Filter the material below down to the lines with the word "this" and give those lines.

• **Extracted material**
====================

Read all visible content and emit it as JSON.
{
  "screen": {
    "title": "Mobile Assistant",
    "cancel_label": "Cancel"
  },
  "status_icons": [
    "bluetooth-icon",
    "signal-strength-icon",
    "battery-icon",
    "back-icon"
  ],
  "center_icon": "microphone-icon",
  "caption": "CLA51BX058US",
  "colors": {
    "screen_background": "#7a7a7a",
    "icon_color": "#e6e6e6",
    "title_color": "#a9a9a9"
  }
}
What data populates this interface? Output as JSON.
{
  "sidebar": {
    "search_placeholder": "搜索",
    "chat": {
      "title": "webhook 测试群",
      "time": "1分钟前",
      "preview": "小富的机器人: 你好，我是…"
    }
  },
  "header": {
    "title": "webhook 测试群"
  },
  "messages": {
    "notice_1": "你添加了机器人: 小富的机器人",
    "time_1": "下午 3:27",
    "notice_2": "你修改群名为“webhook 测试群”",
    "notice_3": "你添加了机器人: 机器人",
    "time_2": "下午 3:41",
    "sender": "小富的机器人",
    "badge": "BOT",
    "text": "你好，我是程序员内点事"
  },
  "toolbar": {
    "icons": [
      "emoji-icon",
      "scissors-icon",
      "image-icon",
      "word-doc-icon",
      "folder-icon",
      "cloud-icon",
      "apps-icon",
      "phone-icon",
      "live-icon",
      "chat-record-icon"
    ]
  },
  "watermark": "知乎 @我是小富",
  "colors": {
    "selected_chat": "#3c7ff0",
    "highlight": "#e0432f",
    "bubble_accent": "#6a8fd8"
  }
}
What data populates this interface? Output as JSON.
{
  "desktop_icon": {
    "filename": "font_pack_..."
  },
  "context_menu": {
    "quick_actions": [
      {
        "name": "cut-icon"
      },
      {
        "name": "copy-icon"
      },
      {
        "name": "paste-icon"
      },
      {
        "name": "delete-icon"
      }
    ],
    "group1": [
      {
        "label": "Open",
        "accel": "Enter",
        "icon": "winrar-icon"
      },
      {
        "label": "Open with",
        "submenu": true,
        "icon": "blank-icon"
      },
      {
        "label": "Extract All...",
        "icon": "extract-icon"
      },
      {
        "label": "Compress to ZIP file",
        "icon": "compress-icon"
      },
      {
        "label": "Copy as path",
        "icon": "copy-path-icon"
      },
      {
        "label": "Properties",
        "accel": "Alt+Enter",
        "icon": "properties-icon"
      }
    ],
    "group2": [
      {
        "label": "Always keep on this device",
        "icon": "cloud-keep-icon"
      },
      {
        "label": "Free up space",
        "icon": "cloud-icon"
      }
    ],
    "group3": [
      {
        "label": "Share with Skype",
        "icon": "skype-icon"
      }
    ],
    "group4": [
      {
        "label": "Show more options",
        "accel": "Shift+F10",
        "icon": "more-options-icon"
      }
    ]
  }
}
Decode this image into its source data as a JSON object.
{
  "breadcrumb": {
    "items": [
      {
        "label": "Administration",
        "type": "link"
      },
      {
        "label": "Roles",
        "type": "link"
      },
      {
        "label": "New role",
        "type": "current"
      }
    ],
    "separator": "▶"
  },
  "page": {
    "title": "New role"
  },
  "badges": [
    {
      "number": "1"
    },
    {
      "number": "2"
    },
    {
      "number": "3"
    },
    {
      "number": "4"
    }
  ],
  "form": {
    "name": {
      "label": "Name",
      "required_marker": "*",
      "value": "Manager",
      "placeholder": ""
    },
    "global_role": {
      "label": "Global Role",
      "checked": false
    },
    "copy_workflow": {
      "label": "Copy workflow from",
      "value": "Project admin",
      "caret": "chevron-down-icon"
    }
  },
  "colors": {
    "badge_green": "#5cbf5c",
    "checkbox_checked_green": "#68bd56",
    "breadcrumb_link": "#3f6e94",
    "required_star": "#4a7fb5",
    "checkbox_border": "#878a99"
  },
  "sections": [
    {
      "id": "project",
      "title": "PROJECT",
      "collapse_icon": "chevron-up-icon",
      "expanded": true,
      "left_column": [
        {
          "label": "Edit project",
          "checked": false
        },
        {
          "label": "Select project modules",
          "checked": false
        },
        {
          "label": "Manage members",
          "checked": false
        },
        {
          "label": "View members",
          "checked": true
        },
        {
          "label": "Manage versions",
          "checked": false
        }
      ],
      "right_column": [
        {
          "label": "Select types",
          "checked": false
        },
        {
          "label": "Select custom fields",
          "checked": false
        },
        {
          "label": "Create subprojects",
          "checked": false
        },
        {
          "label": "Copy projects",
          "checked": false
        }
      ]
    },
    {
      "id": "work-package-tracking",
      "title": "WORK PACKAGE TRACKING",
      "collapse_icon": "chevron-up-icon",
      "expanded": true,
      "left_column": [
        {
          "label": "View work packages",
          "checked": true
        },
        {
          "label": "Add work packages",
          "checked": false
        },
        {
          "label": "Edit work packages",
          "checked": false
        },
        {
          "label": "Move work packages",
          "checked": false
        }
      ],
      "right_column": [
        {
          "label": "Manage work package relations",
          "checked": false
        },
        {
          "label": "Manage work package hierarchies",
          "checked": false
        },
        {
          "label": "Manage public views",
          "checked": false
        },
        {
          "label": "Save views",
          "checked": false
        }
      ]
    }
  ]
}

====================

• **Task output**
What data populates this interface? Output as JSON.
What data populates this interface? Output as JSON.
        "label": "Always keep on this device",
Decode this image into its source data as a JSON object.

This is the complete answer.